CPS High School Guidebook:
As requested, please use this thread to ask questions, share, and learn about some of the non-SEHS offerings in the city.
Parents with kids at a neighborhood high school, please share your thoughts to help get the word out.
I’ll copy the comments from the other high school thread over here as soon as I have a chance.
Days away. Best of luck to everyone in finding the school that is the best fit for their child, whether that is SEHS, magnet, neighborhood, charter, private, or high school homeschooling (AGH.)
Letters are due to mail out by this Friday 2/17 which means some people *may* see mail on Saturday, but most likely Monday.
How are your kids doing?
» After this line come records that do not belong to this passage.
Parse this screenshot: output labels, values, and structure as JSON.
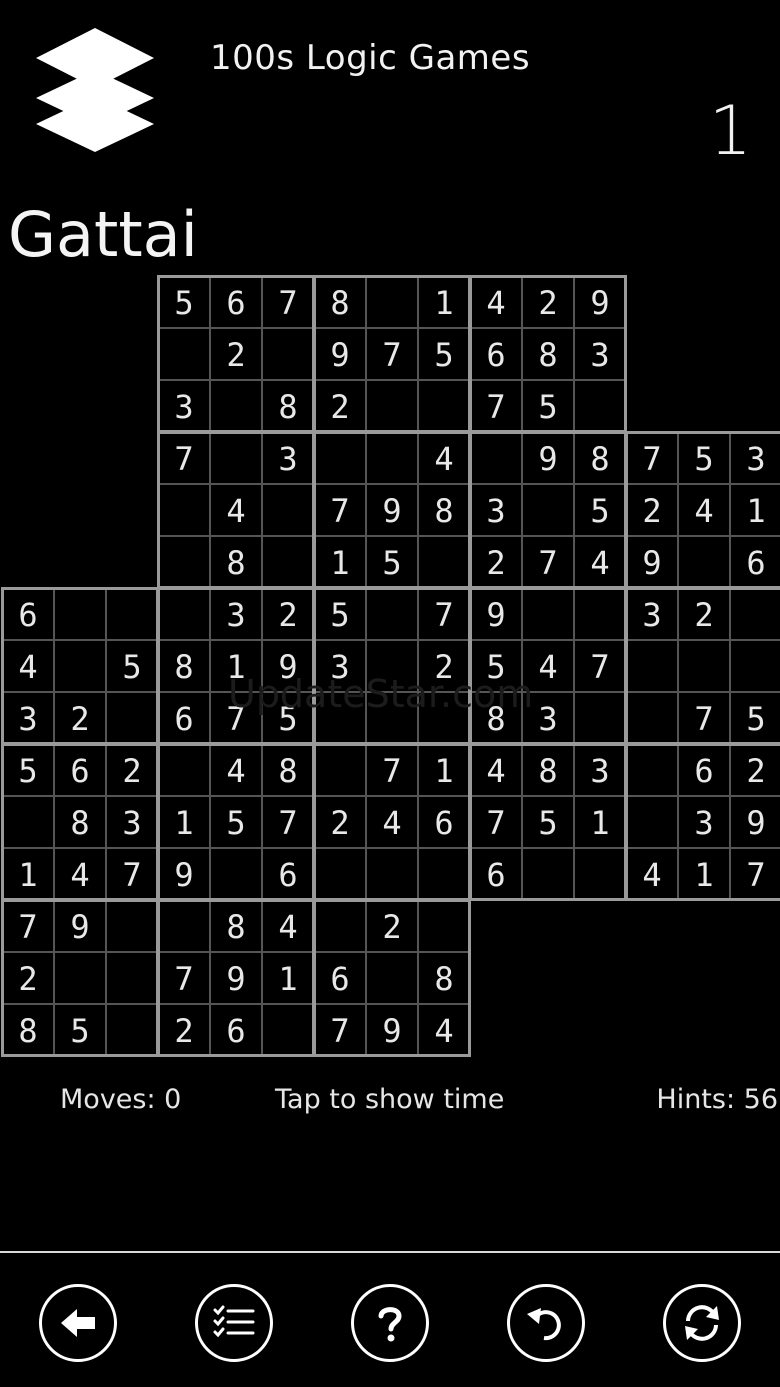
{
  "header": {
    "app_title": "100s Logic Games",
    "puzzle_number": "1",
    "logo_icon": "stacked-layers-icon"
  },
  "page_title": "Gattai",
  "watermark": "UpdateStar.com",
  "puzzle": {
    "boxes": [
      {
        "r": 0,
        "c": 1,
        "digits": [
          "5",
          "6",
          "7",
          "",
          "2",
          "",
          "3",
          "",
          "8"
        ]
      },
      {
        "r": 0,
        "c": 2,
        "digits": [
          "8",
          "",
          "1",
          "9",
          "7",
          "5",
          "2",
          "",
          ""
        ]
      },
      {
        "r": 0,
        "c": 3,
        "digits": [
          "4",
          "2",
          "9",
          "6",
          "8",
          "3",
          "7",
          "5",
          ""
        ]
      },
      {
        "r": 1,
        "c": 1,
        "digits": [
          "7",
          "",
          "3",
          "",
          "4",
          "",
          "",
          "8",
          ""
        ]
      },
      {
        "r": 1,
        "c": 2,
        "digits": [
          "",
          "",
          "4",
          "7",
          "9",
          "8",
          "1",
          "5",
          ""
        ]
      },
      {
        "r": 1,
        "c": 3,
        "digits": [
          "",
          "9",
          "8",
          "3",
          "",
          "5",
          "2",
          "7",
          "4"
        ]
      },
      {
        "r": 1,
        "c": 4,
        "digits": [
          "7",
          "5",
          "3",
          "2",
          "4",
          "1",
          "9",
          "",
          "6"
        ]
      },
      {
        "r": 2,
        "c": 0,
        "digits": [
          "6",
          "",
          "",
          "4",
          "",
          "5",
          "3",
          "2",
          ""
        ]
      },
      {
        "r": 2,
        "c": 1,
        "digits": [
          "",
          "3",
          "2",
          "8",
          "1",
          "9",
          "6",
          "7",
          "5"
        ]
      },
      {
        "r": 2,
        "c": 2,
        "digits": [
          "5",
          "",
          "7",
          "3",
          "",
          "2",
          "",
          "",
          ""
        ]
      },
      {
        "r": 2,
        "c": 3,
        "digits": [
          "9",
          "",
          "",
          "5",
          "4",
          "7",
          "8",
          "3",
          ""
        ]
      },
      {
        "r": 2,
        "c": 4,
        "digits": [
          "3",
          "2",
          "",
          "",
          "",
          "",
          "",
          "7",
          "5"
        ]
      },
      {
        "r": 3,
        "c": 0,
        "digits": [
          "5",
          "6",
          "2",
          "",
          "8",
          "3",
          "1",
          "4",
          "7"
        ]
      },
      {
        "r": 3,
        "c": 1,
        "digits": [
          "",
          "4",
          "8",
          "1",
          "5",
          "7",
          "9",
          "",
          "6"
        ]
      },
      {
        "r": 3,
        "c": 2,
        "digits": [
          "",
          "7",
          "1",
          "2",
          "4",
          "6",
          "",
          "",
          ""
        ]
      },
      {
        "r": 3,
        "c": 3,
        "digits": [
          "4",
          "8",
          "3",
          "7",
          "5",
          "1",
          "6",
          "",
          ""
        ]
      },
      {
        "r": 3,
        "c": 4,
        "digits": [
          "",
          "6",
          "2",
          "",
          "3",
          "9",
          "4",
          "1",
          "7"
        ]
      },
      {
        "r": 4,
        "c": 0,
        "digits": [
          "7",
          "9",
          "",
          "2",
          "",
          "",
          "8",
          "5",
          ""
        ]
      },
      {
        "r": 4,
        "c": 1,
        "digits": [
          "",
          "8",
          "4",
          "7",
          "9",
          "1",
          "2",
          "6",
          ""
        ]
      },
      {
        "r": 4,
        "c": 2,
        "digits": [
          "",
          "2",
          "",
          "6",
          "",
          "8",
          "7",
          "9",
          "4"
        ]
      }
    ]
  },
  "status": {
    "moves": "Moves: 0",
    "timer": "Tap to show time",
    "hints": "Hints: 56"
  },
  "toolbar": [
    {
      "name": "back-button",
      "icon": "arrow-left-icon"
    },
    {
      "name": "menu-button",
      "icon": "checklist-icon"
    },
    {
      "name": "help-button",
      "icon": "question-icon"
    },
    {
      "name": "undo-button",
      "icon": "undo-icon"
    },
    {
      "name": "restart-button",
      "icon": "refresh-icon"
    }
  ]
}
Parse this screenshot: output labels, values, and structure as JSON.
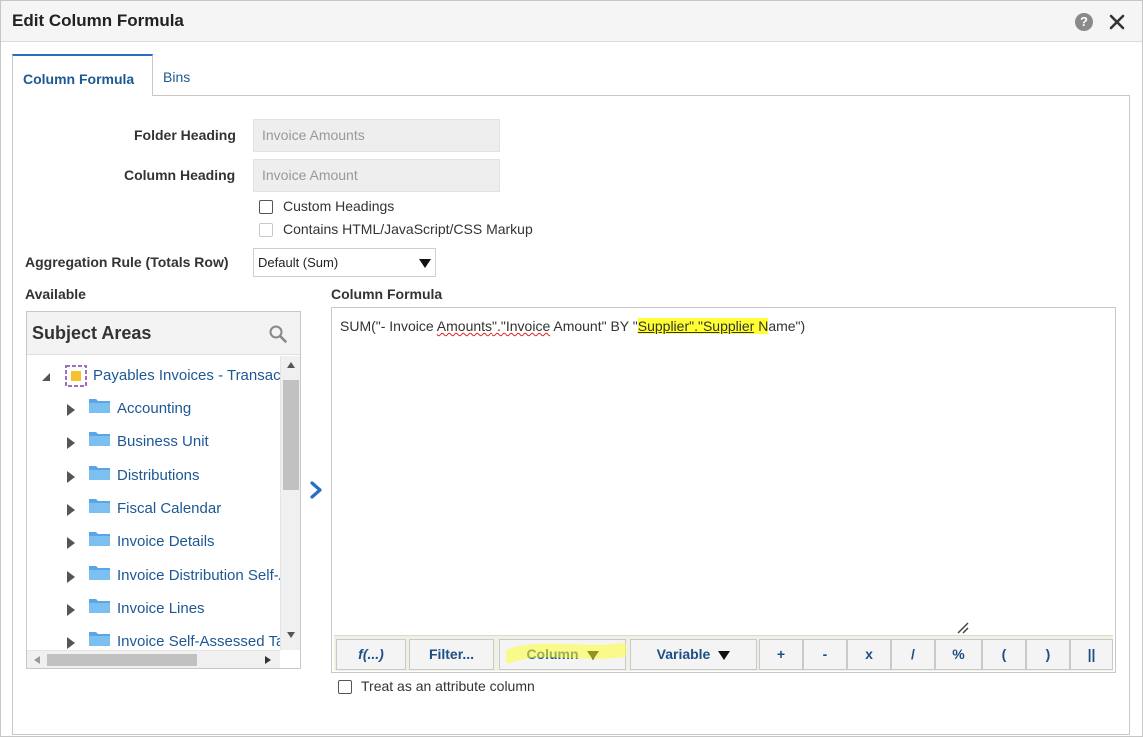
{
  "dialog": {
    "title": "Edit Column Formula",
    "help_symbol": "?"
  },
  "tabs": [
    {
      "label": "Column Formula",
      "active": true
    },
    {
      "label": "Bins",
      "active": false
    }
  ],
  "form": {
    "folder_heading_label": "Folder Heading",
    "folder_heading_value": "Invoice Amounts",
    "column_heading_label": "Column Heading",
    "column_heading_value": "Invoice Amount",
    "custom_headings_label": "Custom Headings",
    "custom_headings_checked": false,
    "html_markup_label": "Contains HTML/JavaScript/CSS Markup",
    "html_markup_checked": false,
    "html_markup_disabled": true,
    "aggregation_label": "Aggregation Rule (Totals Row)",
    "aggregation_value": "Default (Sum)"
  },
  "available": {
    "section_label": "Available",
    "panel_title": "Subject Areas",
    "root": "Payables Invoices - Transactional",
    "items": [
      "Accounting",
      "Business Unit",
      "Distributions",
      "Fiscal Calendar",
      "Invoice Details",
      "Invoice Distribution Self-Assessed",
      "Invoice Lines",
      "Invoice Self-Assessed Tax"
    ]
  },
  "formula": {
    "section_label": "Column Formula",
    "parts": {
      "p1": "SUM(\"- Invoice ",
      "p2": "Amounts",
      "p3": "\".\"",
      "p4": "Invoice",
      "p5": " Amount\" BY \"",
      "p6": "Supplier\".\"Supplier",
      "p7": " N",
      "p8": "ame\")"
    },
    "buttons": {
      "fx": "f(...)",
      "filter": "Filter...",
      "column": "Column",
      "variable": "Variable",
      "plus": "+",
      "minus": "-",
      "times": "x",
      "divide": "/",
      "percent": "%",
      "lparen": "(",
      "rparen": ")",
      "concat": "||"
    },
    "treat_attribute_label": "Treat as an attribute column",
    "treat_attribute_checked": false
  },
  "colors": {
    "link_blue": "#1d5894",
    "highlight_yellow": "#ffff33",
    "folder_blue": "#5aa5e6"
  }
}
Any advice from parents who have gone through this before?
Lots of details here:
This interesting article in the Gotham Gazette compared the selective enrollment entry systems of NYC, Boston, and Chicago and the resulting racial balance of students within those schools.
Of the three, NYC SEHSs are the least racial balanced to population due to their one-score entry process. Chicago is considered the best balanced (only one to use the Tier system.) The article also points out that we have the most SE highs schools (and the highest % of students enrolled in SEHSs.) Boston has only 3 SEHSs and is pretty well balanced, despite the lack of using race/socio-economic status. Perhaps having fewer schools impacts this in some way?
The city admit students to their selective high schools via a one-test-score system. No Tiers, no grades, no standardized test. It all comes down to how well you do that one day on that one test.
This article points out: “Tweaking the exam is about all the power that the City can exercise over the admissions policy to its specialized high schools. The test-only mandate for entry has been enshrined in state law since 1972. De Blasio, though, spoke about altering the admissions process to these schools as a mayoral candidate and has followed up similarly since taking office. He has expressed a belief that a single multiple choice test can not adequately measure a young person’s potential and a vision for more diverse student bodies at these elite schools.”
We’ve discussed Stuyvesant HS in NYC before, which has a very high percentage of Asian students (something like 70%?!?). According to this chart, Asian students dominate the entire NYC selective high school system, comprising 60% of students vs. 15% of the population. Impressive! Conversely, Af-Am and Hispanic students are getting very few SEHS seats in NYC. I’d be curious to see how racial makeup would look in Chicago if we just used the one admission test.
The article has a very good/simple/accurate description of the progress of the admission system in Chicago. If you’ve ever wondered about that, check out the link.
Use this thread to ask questions, post news about open houses (any type of high school) and share testing info.
I’ll try to get more open house dates from the other (non-SEHS high schools) to post.
In the meantime, SEHS Open House dates are above.
Man, that can take up a LOT of time! Choosing the early test option (that allows your child to know their score early) can help make the touring process more efficient as you may be able to eliminate certain schools from your repertoire (and may want to include others to widen your net.)
Which reminds of me of the CPSObsessed reader High School Mantra: CAST A WIDE NET